CAMP PIERPONT, VA., December 27, 1861.
You have doubtless seen in the papers the enemy's account of the Dranesville fight. From their own showing they had a larger force than we, and chose their own position and time of attack, and yet were not only beaten, but most ignominiously driven off the field. It is without doubt one of the most brilliant and successful affairs of the war, and the only success that has been accomplished as yet by the Grand Army of the Potomac.

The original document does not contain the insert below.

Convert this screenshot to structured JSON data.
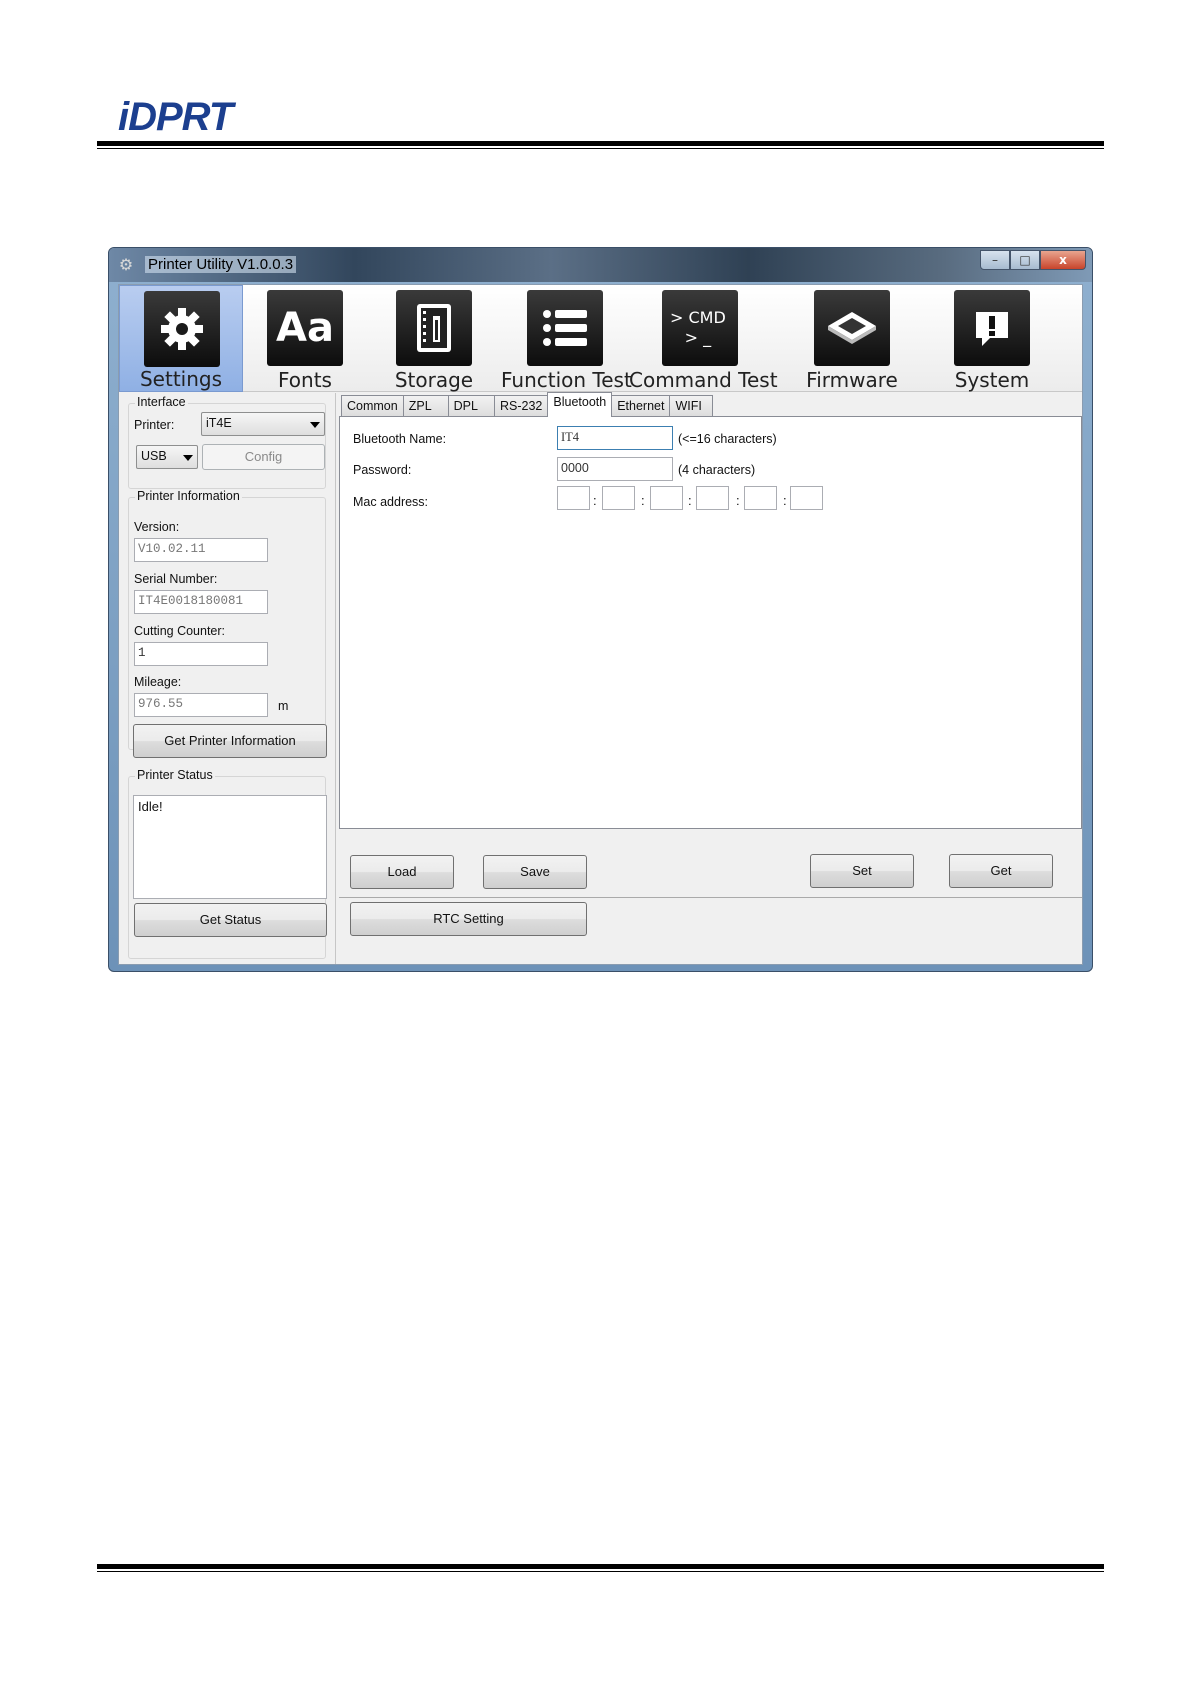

You are mistaken in calling Ord a civilian. He is a West Pointer, having graduated some four or five years after me, and has always been in the artillery, of which branch of the service he has always been considered a distinguished officer. Unfortunately for him, McCall's appearance on the field, just at the close of the affair, has given an opportunity to the latter to carry off the lion's share of the glory; but Ord was the man. I do not now remember what I wrote to you, but I should be sorry to do injustice to our men, and the fact is not to be disguised, that they behaved better than we expected.
The weather continues very boisterous and cold, rendering life in camp proportionately uncomfortable. I do not mind the cold, because exercise by day and plenty of blankets by night will remedy it; but the terrible wind, which penetrates and searches into everything, shaking your tent and making you believe each moment it is coming down, filling it with smoke from your chimney, so that half the time you cannot keep any fire — this is what renders us so uncomfortable. Still we get along and preserve our health wonderfully.
How strange it is and how little we can anticipate events! Do you remember when you accompanied me to Washington, about the 1st of September, that I was nervous for fear Washington might be attacked before you reached it — then, after being assigned to McCall, how nervous I was lest a battle should come off before I got my brigade? And now four months have elapsed without matters changing their aspect materially.
I infer from the tone of the public press that the war with England will be avoided, if concession on our part can keep it off, and that Mason and Slidell will be given up, and Wilkes's act disavowed, unless the ultras are too strong for Seward1 and the President, or unless they see that England is determined to fight us and there is no use in trying to avoid the conflict.
1 William H. Seward, secretary of state of the United States.
SOURCE: George Meade, The Life and Letters of George Gordon Meade, Vol. 1, p. 239-40